─── Recorded information ───

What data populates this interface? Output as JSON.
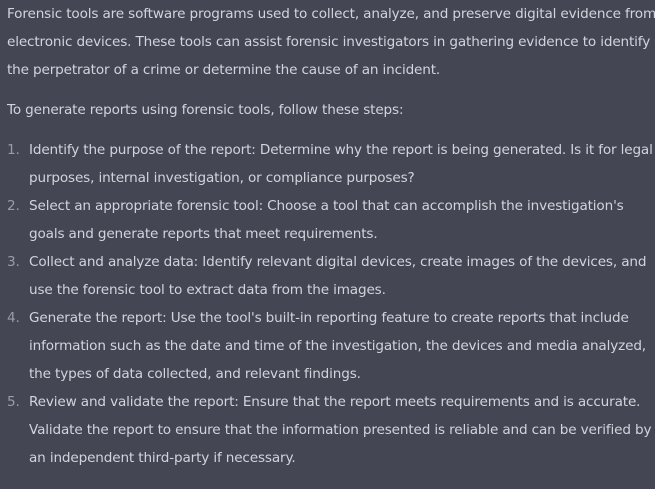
{
  "message": {
    "intro": "Forensic tools are software programs used to collect, analyze, and preserve digital evidence from electronic devices. These tools can assist forensic investigators in gathering evidence to identify the perpetrator of a crime or determine the cause of an incident.",
    "lead": "To generate reports using forensic tools, follow these steps:",
    "steps": [
      {
        "num": "1.",
        "text": "Identify the purpose of the report: Determine why the report is being generated. Is it for legal purposes, internal investigation, or compliance purposes?"
      },
      {
        "num": "2.",
        "text": "Select an appropriate forensic tool: Choose a tool that can accomplish the investigation's goals and generate reports that meet requirements."
      },
      {
        "num": "3.",
        "text": "Collect and analyze data: Identify relevant digital devices, create images of the devices, and use the forensic tool to extract data from the images."
      },
      {
        "num": "4.",
        "text": "Generate the report: Use the tool's built-in reporting feature to create reports that include information such as the date and time of the investigation, the devices and media analyzed, the types of data collected, and relevant findings."
      },
      {
        "num": "5.",
        "text": "Review and validate the report: Ensure that the report meets requirements and is accurate. Validate the report to ensure that the information presented is reliable and can be verified by an independent third-party if necessary."
      }
    ]
  },
  "colors": {
    "background": "#444654",
    "text": "#d1d5db",
    "list_number": "#9a9ca8"
  }
}
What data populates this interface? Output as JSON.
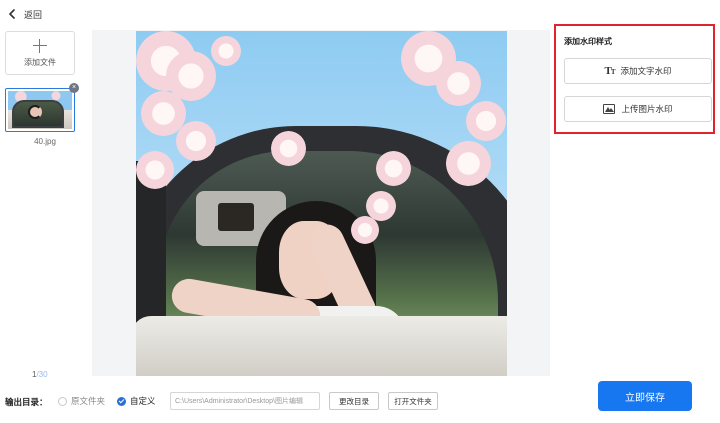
{
  "header": {
    "back_label": "返回"
  },
  "sidebar": {
    "add_file_label": "添加文件",
    "files": [
      {
        "name": "40.jpg",
        "selected": true
      }
    ],
    "page_current": "1",
    "page_total": "/30"
  },
  "watermark_panel": {
    "title": "添加水印样式",
    "add_text_label": "添加文字水印",
    "upload_image_label": "上传图片水印",
    "highlight_color": "#e0232d"
  },
  "output": {
    "label": "输出目录：",
    "options": [
      {
        "label": "原文件夹",
        "selected": false
      },
      {
        "label": "自定义",
        "selected": true
      }
    ],
    "path_value": "C:\\Users\\Administrator\\Desktop\\图片编辑",
    "change_dir_label": "更改目录",
    "open_folder_label": "打开文件夹"
  },
  "actions": {
    "save_label": "立即保存",
    "accent_color": "#1677f0"
  }
}
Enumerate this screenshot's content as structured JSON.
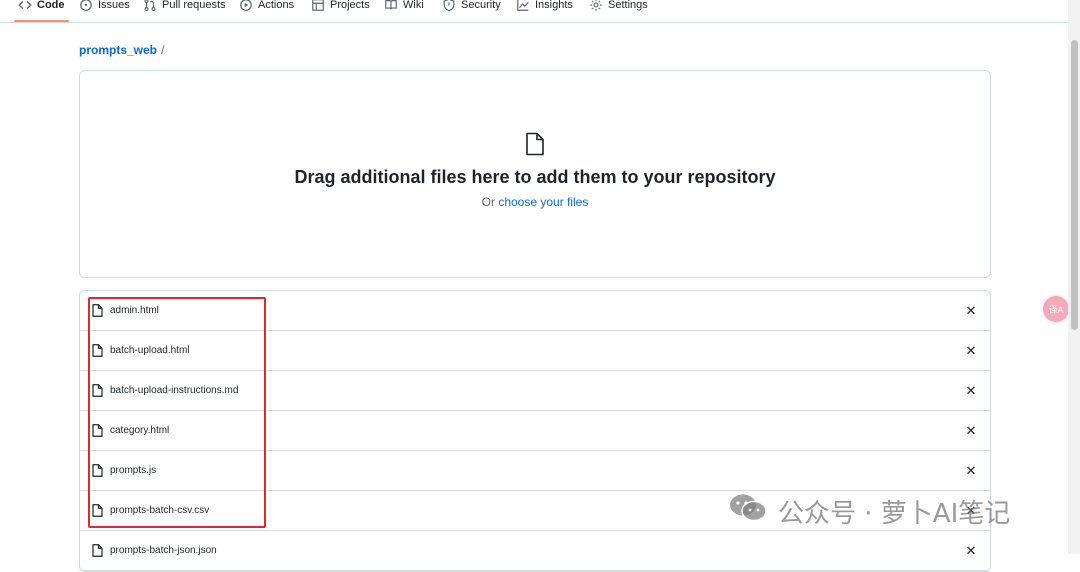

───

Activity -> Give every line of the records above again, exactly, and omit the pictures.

Answer to this task ->
What data populates this interface? Output as JSON.
{
  "message": {
    "intro": "Forensic tools are software programs used to collect, analyze, and preserve digital evidence from electronic devices. These tools can assist forensic investigators in gathering evidence to identify the perpetrator of a crime or determine the cause of an incident.",
    "lead": "To generate reports using forensic tools, follow these steps:",
    "steps": [
      {
        "num": "1.",
        "text": "Identify the purpose of the report: Determine why the report is being generated. Is it for legal purposes, internal investigation, or compliance purposes?"
      },
      {
        "num": "2.",
        "text": "Select an appropriate forensic tool: Choose a tool that can accomplish the investigation's goals and generate reports that meet requirements."
      },
      {
        "num": "3.",
        "text": "Collect and analyze data: Identify relevant digital devices, create images of the devices, and use the forensic tool to extract data from the images."
      },
      {
        "num": "4.",
        "text": "Generate the report: Use the tool's built-in reporting feature to create reports that include information such as the date and time of the investigation, the devices and media analyzed, the types of data collected, and relevant findings."
      },
      {
        "num": "5.",
        "text": "Review and validate the report: Ensure that the report meets requirements and is accurate. Validate the report to ensure that the information presented is reliable and can be verified by an independent third-party if necessary."
      }
    ]
  },
  "colors": {
    "background": "#444654",
    "text": "#d1d5db",
    "list_number": "#9a9ca8"
  }
}
What data populates this interface? Output as JSON.
{
  "header": {
    "back_label": "返回"
  },
  "sidebar": {
    "add_file_label": "添加文件",
    "files": [
      {
        "name": "40.jpg",
        "selected": true
      }
    ],
    "page_current": "1",
    "page_total": "/30"
  },
  "watermark_panel": {
    "title": "添加水印样式",
    "add_text_label": "添加文字水印",
    "upload_image_label": "上传图片水印",
    "highlight_color": "#e0232d"
  },
  "output": {
    "label": "输出目录：",
    "options": [
      {
        "label": "原文件夹",
        "selected": false
      },
      {
        "label": "自定义",
        "selected": true
      }
    ],
    "path_value": "C:\\Users\\Administrator\\Desktop\\图片编辑",
    "change_dir_label": "更改目录",
    "open_folder_label": "打开文件夹"
  },
  "actions": {
    "save_label": "立即保存",
    "accent_color": "#1677f0"
  }
}
Enumerate this screenshot's content as structured JSON.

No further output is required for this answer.